'Justified' - 'Fixer' Recap
by Danny Gallagher, posted Mar 31st 2010 8:40AM
(S01E03) The TV watching circles whose gazes are glued to the glow of their TVs like vultures at a duck crossing are starting to joke that Raylan Givens is racking up quite a body count.
Let's do a little TV addition. He's only killed two people in three episodes: the restaurant case in Miami and another poor schlub in this week's gripping tale of greed. Sure he shot Boyd in the chest, but that only turned out to be a serious wound and a sniper killed a hostage holder in the second episode. He's far from becoming the edgy dramatic equivalent of TV's 'Sledge Hammer' and definitely smart enough to know you don't challenge the kill record of a man who talks to his gun.
Besides, complaining about Raylan's penchant for blowing away scumsuckers is an unnecessary diversion from a show that is starting to build some gripping potential.
It hasn't developed a real cohesive story line that runs from episode-to-episode, outside of his growing lust for Ava and the inevitable showdown when Boyd returns (I hope), but it gave us a nice taste at the start when Raylan learns his degenerate father has been arrested on a DWI. The moment between Raylan and his boss barely lasted more than five minutes, but it served as a great character study of a man who doesn't like it when things get emotionally deep around him and the kindly old man who's watching out for him.
Raylan acts closed off and obtuse to the news, but something still felt held back and distant to the situation. It could be just some interesting exposition or drive for his story for the rest of the season, but it felt right for the character and the moment.
The characters are the show's biggest and most interesting strength. It had a lot going for it since they have been fermented from the mind of Elmore Leonard, but the show has done a great job of taking the characters from that short story and building on them in surprising and colorful ways. Raylan's boss, played by Nick Searcy, knows he has a loaded time bomb on his hands but still feels endeared to the lug in a good ol' boy way, probably because he reminded him of his early days in the civil service biz.
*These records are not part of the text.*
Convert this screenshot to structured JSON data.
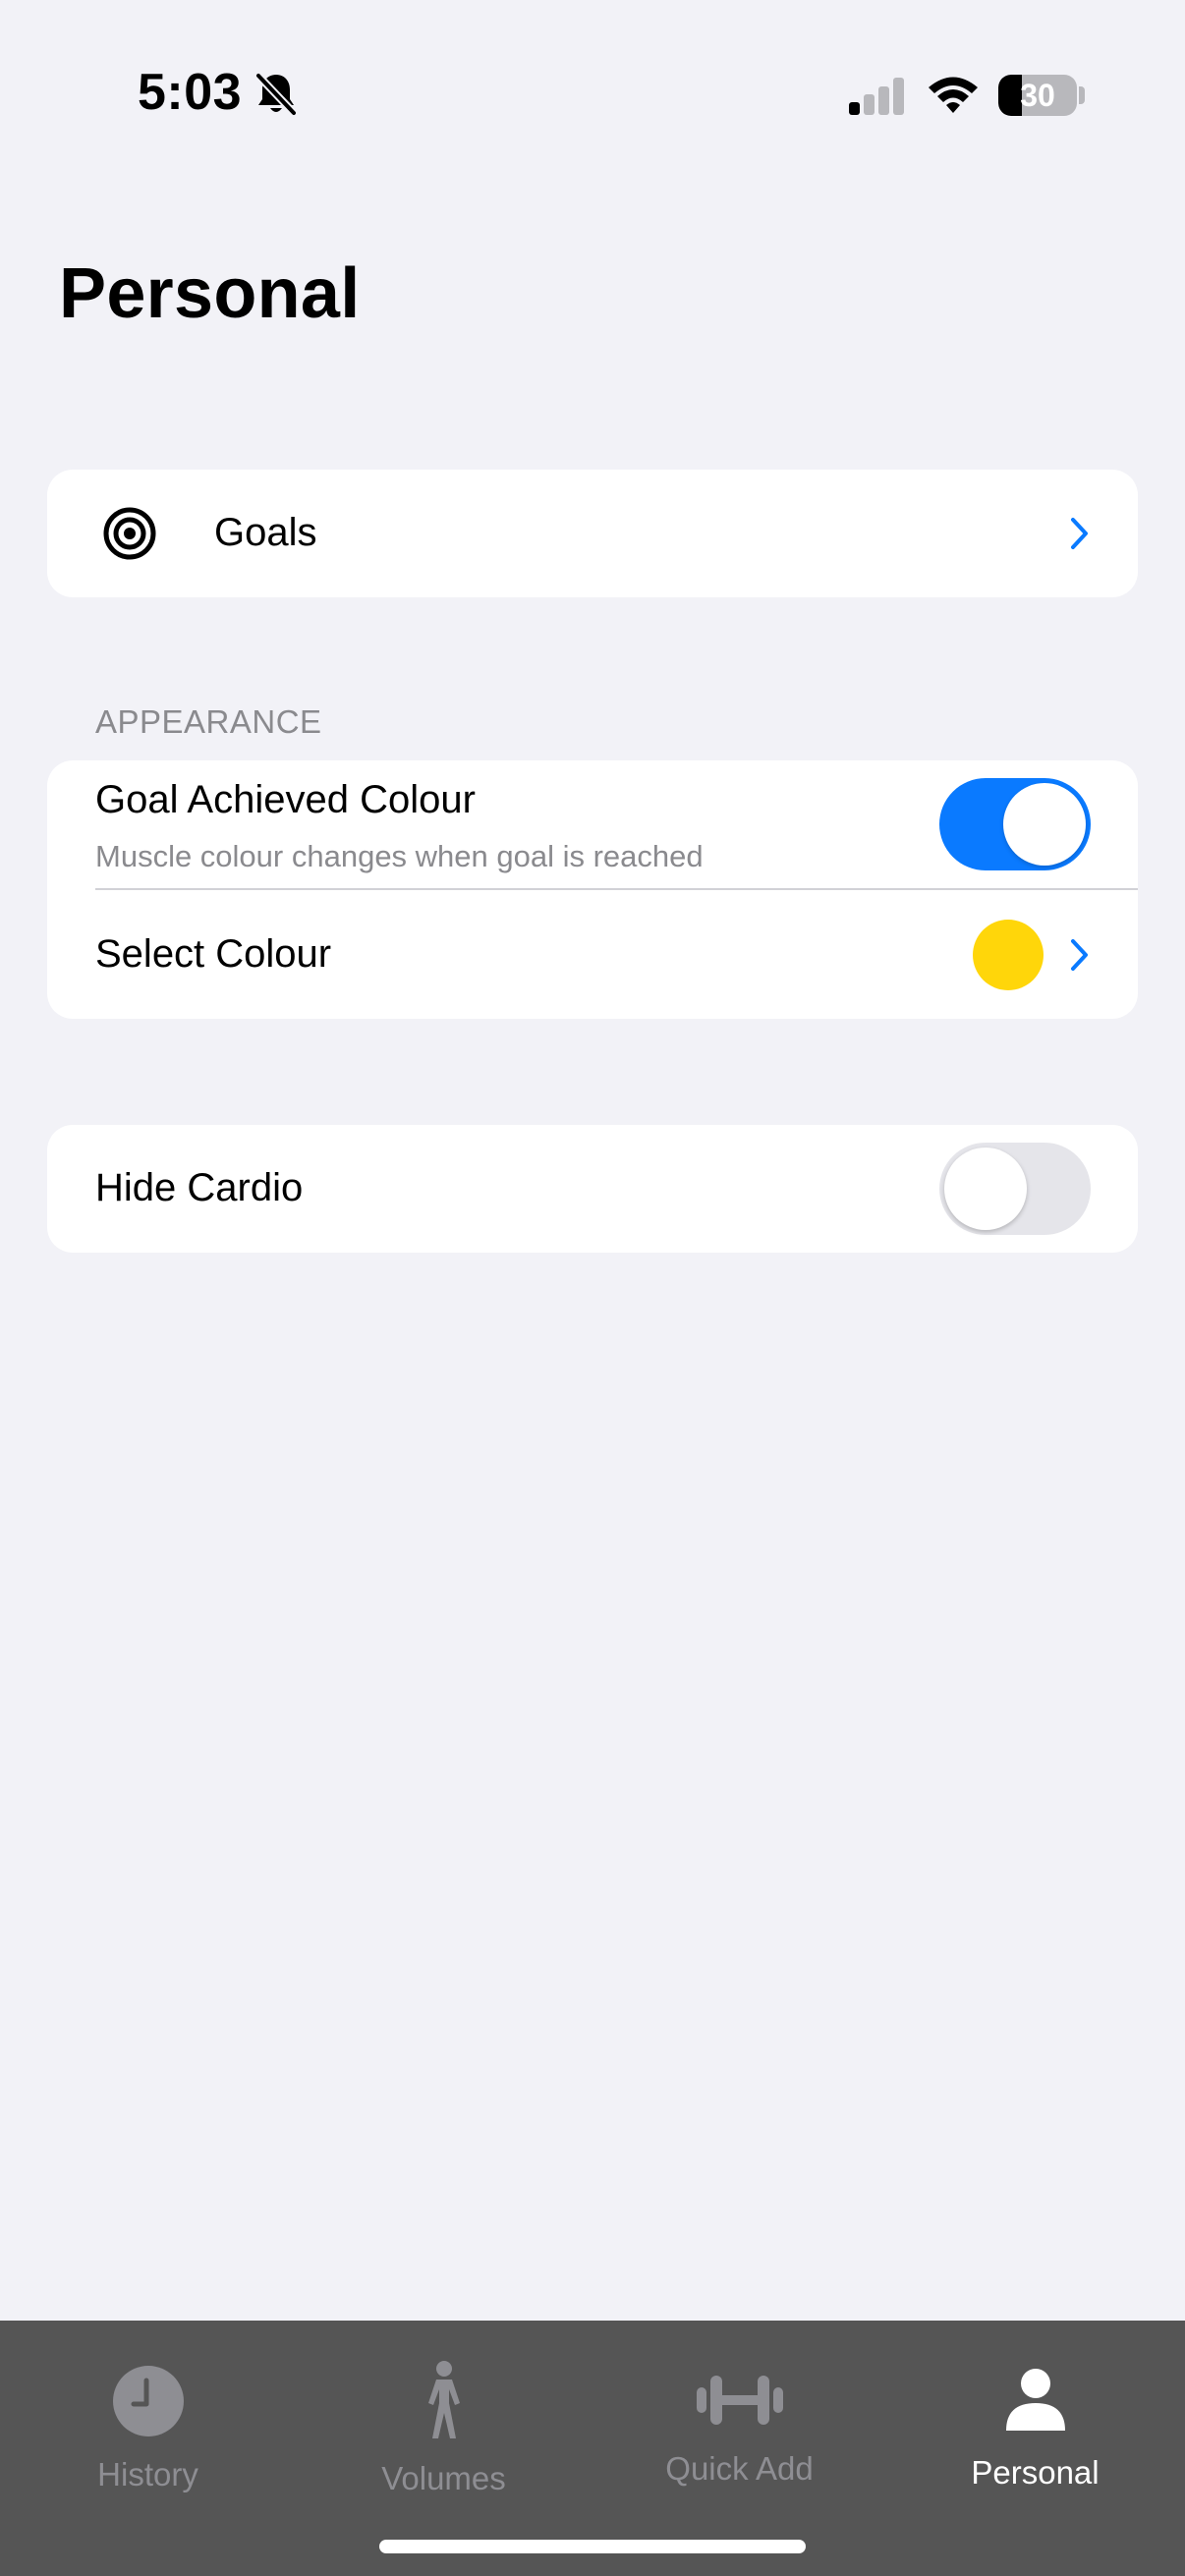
{
  "status_bar": {
    "time": "5:03",
    "battery_level": "30",
    "battery_percent": 30,
    "silent_icon": "bell-slash-icon",
    "signal_icon": "cellular-signal-icon",
    "wifi_icon": "wifi-icon"
  },
  "page": {
    "title": "Personal"
  },
  "goals_row": {
    "icon": "target-icon",
    "label": "Goals",
    "chevron": "chevron-right-icon"
  },
  "appearance": {
    "header": "APPEARANCE",
    "goal_achieved": {
      "label": "Goal Achieved Colour",
      "subtitle": "Muscle colour changes when goal is reached",
      "enabled": true
    },
    "select_colour": {
      "label": "Select Colour",
      "swatch_color": "#FFD60A",
      "chevron": "chevron-right-icon"
    }
  },
  "cardio": {
    "label": "Hide Cardio",
    "enabled": false
  },
  "tab_bar": {
    "tabs": [
      {
        "label": "History",
        "icon": "clock-icon",
        "selected": false
      },
      {
        "label": "Volumes",
        "icon": "figure-walk-icon",
        "selected": false
      },
      {
        "label": "Quick Add",
        "icon": "dumbbell-icon",
        "selected": false
      },
      {
        "label": "Personal",
        "icon": "person-icon",
        "selected": true
      }
    ]
  },
  "colors": {
    "accent": "#0A7AFF",
    "background": "#F2F2F7",
    "tab_bar_background": "#555555",
    "tab_inactive": "#8E8E93",
    "tab_active": "#FFFFFF"
  }
}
The dialogue also make for a snug fit for the characters from Raylan's unusual levelheadedness to New Yorker bookie/CI Arnold Pinter's long, rambling and lightning fast speeches about his love for chocolate egg creme shakes. They aren't just believable. They are lively and vivid. They jump off the street and latch on to your face like an alien face hugger that's trying to bury its eggs by burrowing through your eyes.
The bookie element getting kidnapped for an "escape fund" by one of his overdue marks and his hired goon also took the show on a nice twist that didn't have Raylan chasing down some backwoods hood in the typical cop show fashion. In fact, he didn't know the entire situation until the closing minutes of the episode, even if he had his hunches that paid off in the end.
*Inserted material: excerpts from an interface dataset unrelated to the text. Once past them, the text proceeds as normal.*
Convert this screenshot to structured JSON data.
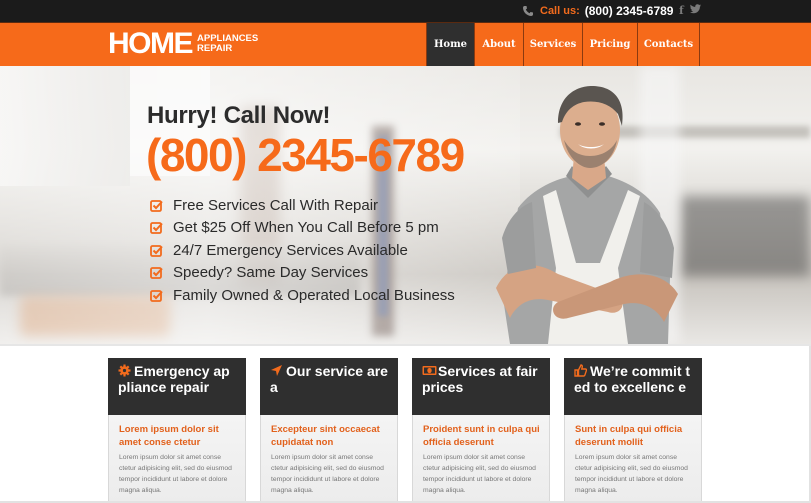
{
  "topbar": {
    "call_label": "Call us:",
    "call_number": "(800) 2345-6789",
    "social": [
      "f",
      "t"
    ],
    "icons": {
      "phone": "phone-icon",
      "facebook": "facebook-icon",
      "twitter": "twitter-icon"
    }
  },
  "header": {
    "logo_big": "HOME",
    "logo_line1": "APPLIANCES",
    "logo_line2": "REPAIR",
    "nav": [
      {
        "label": "Home",
        "active": true
      },
      {
        "label": "About",
        "active": false
      },
      {
        "label": "Services",
        "active": false
      },
      {
        "label": "Pricing",
        "active": false
      },
      {
        "label": "Contacts",
        "active": false
      }
    ]
  },
  "hero": {
    "headline": "Hurry! Call Now!",
    "phone": "(800) 2345-6789",
    "features": [
      "Free Services Call With Repair",
      "Get $25 Off When You Call Before 5 pm",
      "24/7 Emergency Services Available",
      "Speedy? Same Day Services",
      "Family Owned & Operated Local Business"
    ],
    "check_icon": "checkbox-checked-icon"
  },
  "cards": [
    {
      "icon": "gear-icon",
      "title": "Emergency appliance repair",
      "subtitle": "Lorem ipsum dolor sit amet conse ctetur",
      "text": "Lorem ipsum dolor sit amet conse ctetur adipisicing elit, sed do eiusmod tempor incididunt ut labore et dolore magna aliqua."
    },
    {
      "icon": "location-arrow-icon",
      "title": "Our service area",
      "subtitle": "Excepteur sint occaecat cupidatat non",
      "text": "Lorem ipsum dolor sit amet conse ctetur adipisicing elit, sed do eiusmod tempor incididunt ut labore et dolore magna aliqua."
    },
    {
      "icon": "money-icon",
      "title": "Services at fair prices",
      "subtitle": "Proident sunt in culpa qui officia deserunt",
      "text": "Lorem ipsum dolor sit amet conse ctetur adipisicing elit, sed do eiusmod tempor incididunt ut labore et dolore magna aliqua."
    },
    {
      "icon": "thumbs-up-icon",
      "title": "We’re commit ted to excellenc e",
      "subtitle": "Sunt in culpa qui officia deserunt mollit",
      "text": "Lorem ipsum dolor sit amet conse ctetur adipisicing elit, sed do eiusmod tempor incididunt ut labore et dolore magna aliqua."
    }
  ],
  "colors": {
    "accent": "#f66a1a",
    "dark": "#2f2f2f",
    "topbar": "#1b1b1b"
  }
}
Even though the episode had a fairly linear start and finish where you knew the good would win and the wicked would be punished, it still felt satisfying, especially since Raylan almost took a bullet to the face when the bookie escapes thanks to his two-timing waitress girlfriend.
Then, Raylan seeks refuge from almost having his guts splattered on his suspect's freshly painted walls by finally succumbing to Ava's undying charms. It happened a little earlier than I may have wanted, but it's bound to cause all sorts of interesting problems and dilemmas that now have the time to develop slowly and organically as opposed to tacking them on at the end for the sake of a gripping season finale.
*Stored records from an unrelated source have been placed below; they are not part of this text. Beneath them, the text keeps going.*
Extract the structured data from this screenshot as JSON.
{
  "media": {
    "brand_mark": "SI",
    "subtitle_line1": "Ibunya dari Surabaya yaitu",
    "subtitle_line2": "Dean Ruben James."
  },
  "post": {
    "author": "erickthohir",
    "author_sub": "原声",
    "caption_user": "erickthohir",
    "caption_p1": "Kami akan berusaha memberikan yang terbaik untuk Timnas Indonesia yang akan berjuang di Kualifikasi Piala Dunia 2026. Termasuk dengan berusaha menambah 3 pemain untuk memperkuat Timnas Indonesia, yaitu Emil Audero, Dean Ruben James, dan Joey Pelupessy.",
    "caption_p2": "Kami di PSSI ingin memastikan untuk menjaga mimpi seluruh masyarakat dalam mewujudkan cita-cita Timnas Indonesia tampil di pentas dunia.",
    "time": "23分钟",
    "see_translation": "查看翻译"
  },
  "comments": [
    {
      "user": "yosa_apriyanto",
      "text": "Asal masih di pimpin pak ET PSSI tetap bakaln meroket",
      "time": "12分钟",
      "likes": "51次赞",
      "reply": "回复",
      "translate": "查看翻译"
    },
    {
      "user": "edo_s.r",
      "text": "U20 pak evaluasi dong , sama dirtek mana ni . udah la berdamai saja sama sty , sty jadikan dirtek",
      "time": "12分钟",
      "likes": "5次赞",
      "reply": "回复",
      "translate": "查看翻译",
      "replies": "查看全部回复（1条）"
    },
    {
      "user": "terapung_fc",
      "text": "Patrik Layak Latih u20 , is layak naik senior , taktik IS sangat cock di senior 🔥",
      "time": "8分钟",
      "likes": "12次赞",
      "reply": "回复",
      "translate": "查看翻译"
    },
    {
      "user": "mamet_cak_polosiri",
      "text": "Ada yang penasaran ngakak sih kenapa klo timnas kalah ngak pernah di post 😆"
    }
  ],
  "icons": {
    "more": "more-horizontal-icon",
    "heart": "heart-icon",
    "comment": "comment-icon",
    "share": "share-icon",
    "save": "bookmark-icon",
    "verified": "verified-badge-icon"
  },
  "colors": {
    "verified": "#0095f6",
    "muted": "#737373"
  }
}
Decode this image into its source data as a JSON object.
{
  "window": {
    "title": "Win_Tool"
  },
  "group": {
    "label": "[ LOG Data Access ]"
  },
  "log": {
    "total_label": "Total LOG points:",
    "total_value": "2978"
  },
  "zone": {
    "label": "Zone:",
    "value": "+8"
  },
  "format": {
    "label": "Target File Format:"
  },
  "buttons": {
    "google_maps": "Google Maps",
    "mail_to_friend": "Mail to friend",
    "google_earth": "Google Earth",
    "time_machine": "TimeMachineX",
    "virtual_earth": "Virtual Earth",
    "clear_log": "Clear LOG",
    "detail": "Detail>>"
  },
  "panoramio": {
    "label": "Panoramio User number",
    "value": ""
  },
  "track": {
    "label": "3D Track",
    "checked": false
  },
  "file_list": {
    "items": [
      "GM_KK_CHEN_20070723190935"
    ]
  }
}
- Did anyone else notice that Arnold owns Hank Moody's busted up Porsche? The two are identical. They even have the same missing headlight. Hank must have put the baby up on Craigslist to cover his pending legal fees.